That’s an industry trend that Ad Age always talks about, which is the disruption from Google, Facebook, Amazon, Alibaba and Tencent. I do not accept that they have been totally disrupted, perhaps they caused some disruption at the edges, maybe, but I think they have broadly been helpful to the agencies because the agencies have formed partnerships with them just like MediaMonks has. MediaMonks has very strong partnerships with Google, Facebook, Amazon, Alibaba, Tencent. WPP’s investment on the media side out of its media book, which I am aware of historically, is about $70 billion. The No. 1 destination is Google. The No. 2 is probably Facebook, but that might change if Fox heads to Disney. But Google and Facebook are in the top 3. So what happened is the spending by the agency groups has risen with those platforms as they have become more important.
Is WPP broken?
Is WPP what?
I hope not because I happen to still be a top 10 shareholder! So I very much hope it is not broken. But that is not a question for me. That is a question for Mark Read and Andrew Scott, who I think, are the duo, Batman and Robin I guess, is what we should refer to them. The one thing I would be upset about was the sale of Globant, the 20 percent stake there, which I think is a horrendous mistake, but that is a personal point of view. But is it broken? No, I don’t think it is broken. If it can adapt in the ways people talk about and continue the strategic part that’s been established.
If you were still at WPP, would you sell Kantar?
What I think I would do is sell control of Kantar to a private equity partner with a strong manager, so let’s say somebody like David Calhoun who ran Nielsen. You may remember he came in from GE. He was one of the people who didn’t get Jack Welch’s job. And he came into Nielsen and did a fantastic job, they privatized it, brought it into the market, grew it, and then IPO’d it and then David left to work at Blackstone. That is what I would do. That would mirror what you see happening with a number of companies.
How concerned would you be about a multi-regional or global recession.

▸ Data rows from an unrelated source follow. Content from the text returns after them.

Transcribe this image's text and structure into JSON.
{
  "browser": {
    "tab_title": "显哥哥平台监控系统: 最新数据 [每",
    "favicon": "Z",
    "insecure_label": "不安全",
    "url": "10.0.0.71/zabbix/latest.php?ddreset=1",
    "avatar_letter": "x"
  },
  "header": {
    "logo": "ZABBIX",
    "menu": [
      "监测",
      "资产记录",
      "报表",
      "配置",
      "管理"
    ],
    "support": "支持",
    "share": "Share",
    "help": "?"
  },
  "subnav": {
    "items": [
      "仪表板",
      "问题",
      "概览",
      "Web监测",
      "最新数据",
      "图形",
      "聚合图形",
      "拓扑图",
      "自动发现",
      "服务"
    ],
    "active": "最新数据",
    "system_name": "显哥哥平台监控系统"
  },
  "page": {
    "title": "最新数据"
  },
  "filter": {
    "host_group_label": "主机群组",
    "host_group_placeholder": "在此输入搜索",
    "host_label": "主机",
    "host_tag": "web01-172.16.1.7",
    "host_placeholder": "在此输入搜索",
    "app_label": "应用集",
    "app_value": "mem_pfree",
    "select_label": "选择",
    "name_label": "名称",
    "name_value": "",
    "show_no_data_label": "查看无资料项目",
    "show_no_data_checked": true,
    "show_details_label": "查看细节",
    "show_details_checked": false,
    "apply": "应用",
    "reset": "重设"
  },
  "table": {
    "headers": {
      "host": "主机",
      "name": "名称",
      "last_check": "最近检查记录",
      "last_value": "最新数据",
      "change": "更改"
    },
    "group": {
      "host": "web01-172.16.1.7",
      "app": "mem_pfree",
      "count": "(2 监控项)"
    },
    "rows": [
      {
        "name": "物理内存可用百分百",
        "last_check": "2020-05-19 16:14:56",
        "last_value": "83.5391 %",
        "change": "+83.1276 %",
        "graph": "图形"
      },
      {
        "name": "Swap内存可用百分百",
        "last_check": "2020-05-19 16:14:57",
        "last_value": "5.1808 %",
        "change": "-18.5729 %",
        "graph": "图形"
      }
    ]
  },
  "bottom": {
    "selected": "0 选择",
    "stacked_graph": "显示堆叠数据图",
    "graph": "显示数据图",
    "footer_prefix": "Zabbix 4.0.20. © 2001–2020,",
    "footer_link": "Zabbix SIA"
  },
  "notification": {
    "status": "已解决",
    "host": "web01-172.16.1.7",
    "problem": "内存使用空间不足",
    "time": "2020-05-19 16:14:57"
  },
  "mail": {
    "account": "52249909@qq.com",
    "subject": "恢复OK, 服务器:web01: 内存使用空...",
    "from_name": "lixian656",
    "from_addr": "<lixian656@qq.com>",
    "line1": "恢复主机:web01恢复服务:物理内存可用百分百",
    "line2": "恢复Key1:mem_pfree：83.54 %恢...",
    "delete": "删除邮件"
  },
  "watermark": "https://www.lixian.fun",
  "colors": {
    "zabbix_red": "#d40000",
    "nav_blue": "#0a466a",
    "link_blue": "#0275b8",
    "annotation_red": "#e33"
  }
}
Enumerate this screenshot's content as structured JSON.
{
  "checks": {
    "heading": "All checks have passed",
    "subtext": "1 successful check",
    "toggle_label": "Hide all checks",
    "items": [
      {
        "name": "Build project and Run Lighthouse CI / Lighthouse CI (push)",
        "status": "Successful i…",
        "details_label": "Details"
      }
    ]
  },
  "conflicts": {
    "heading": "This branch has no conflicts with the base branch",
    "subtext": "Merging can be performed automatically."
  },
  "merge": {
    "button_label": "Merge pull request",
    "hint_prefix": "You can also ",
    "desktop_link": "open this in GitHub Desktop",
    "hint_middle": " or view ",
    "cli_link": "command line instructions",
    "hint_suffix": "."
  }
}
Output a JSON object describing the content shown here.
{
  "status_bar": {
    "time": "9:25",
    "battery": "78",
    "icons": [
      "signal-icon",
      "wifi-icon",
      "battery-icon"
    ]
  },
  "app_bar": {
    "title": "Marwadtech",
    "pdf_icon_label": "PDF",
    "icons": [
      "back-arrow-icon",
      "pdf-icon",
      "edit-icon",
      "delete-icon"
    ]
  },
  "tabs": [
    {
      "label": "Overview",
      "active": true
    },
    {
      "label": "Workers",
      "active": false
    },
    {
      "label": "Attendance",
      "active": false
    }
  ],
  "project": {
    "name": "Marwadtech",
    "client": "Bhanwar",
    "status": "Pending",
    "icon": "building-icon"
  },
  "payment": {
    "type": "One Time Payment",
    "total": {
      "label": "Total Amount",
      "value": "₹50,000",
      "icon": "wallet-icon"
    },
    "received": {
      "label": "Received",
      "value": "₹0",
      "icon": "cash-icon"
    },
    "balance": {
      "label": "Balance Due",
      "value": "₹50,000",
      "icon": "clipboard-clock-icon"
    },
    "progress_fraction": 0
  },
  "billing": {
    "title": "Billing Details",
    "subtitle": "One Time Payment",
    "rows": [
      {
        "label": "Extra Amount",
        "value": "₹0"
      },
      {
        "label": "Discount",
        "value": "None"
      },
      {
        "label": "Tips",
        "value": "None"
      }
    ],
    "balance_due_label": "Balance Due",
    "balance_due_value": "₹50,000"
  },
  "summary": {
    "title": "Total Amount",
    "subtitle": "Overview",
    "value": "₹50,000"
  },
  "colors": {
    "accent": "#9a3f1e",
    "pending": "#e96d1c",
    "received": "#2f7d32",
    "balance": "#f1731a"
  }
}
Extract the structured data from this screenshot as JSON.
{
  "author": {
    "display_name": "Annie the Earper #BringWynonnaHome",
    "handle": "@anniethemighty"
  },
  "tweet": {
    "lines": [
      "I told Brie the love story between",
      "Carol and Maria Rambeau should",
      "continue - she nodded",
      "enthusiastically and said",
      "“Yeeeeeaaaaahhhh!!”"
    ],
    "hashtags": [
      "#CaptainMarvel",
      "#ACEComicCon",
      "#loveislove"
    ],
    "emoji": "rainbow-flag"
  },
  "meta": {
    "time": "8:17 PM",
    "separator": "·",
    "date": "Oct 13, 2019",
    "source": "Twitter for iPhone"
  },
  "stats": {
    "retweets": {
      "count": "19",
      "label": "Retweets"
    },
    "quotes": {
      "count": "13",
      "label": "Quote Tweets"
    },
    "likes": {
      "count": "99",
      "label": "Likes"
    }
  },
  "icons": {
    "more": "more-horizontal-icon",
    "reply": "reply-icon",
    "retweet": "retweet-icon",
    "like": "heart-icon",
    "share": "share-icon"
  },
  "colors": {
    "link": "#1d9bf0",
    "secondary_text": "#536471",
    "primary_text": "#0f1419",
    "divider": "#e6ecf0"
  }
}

I’m not overly concerned about it. I think the model we at S4 capital and MediaMonks … to put it simply, it is faster, better and cheaper. Our cost structures are modest, our bureaucracy is modest. Our overheads are modest. So we have not had the opportunity to do bad things yet. That doesn’t mean in a fool’s time we might make some mistakes. We all do. But we have not had time or a lengthy period of time to develop bad habits.
What should the ad industry pay attention to as they watch you at MediaMonks, S4?
We will see in time. I spent nine years of my life at Saatchi. 33 years of my life at WPP. And I guess god willing I’ll spend seven on this.
WPP was a wire and plastics business. That is how it started off. With increased competition from China, the business remains. I’ve always wondered if you kept the wire and plastics business of WPP for nostalgic reasons.
It still exists … it is not as successful as it used to be as a manufacturing business. Whether you call [keeping] it nostalgic or emotional [is up to you]. You mentioned China, it goes back to your question with the trade war, I think the trade war is about the struggle between the two most powerful nations on the planet which is the U.S. and China and obviously we want to build our business in the US, which is a $20 trillion economy and the world is $70 trillion and China is about $10 trillion. We are already in Shanghai and Singapore and Asia and we want to develop in India too. So Asia is going to be increasingly important for us as well. So those two economies will be vitally important to our development just like it was for WPP too.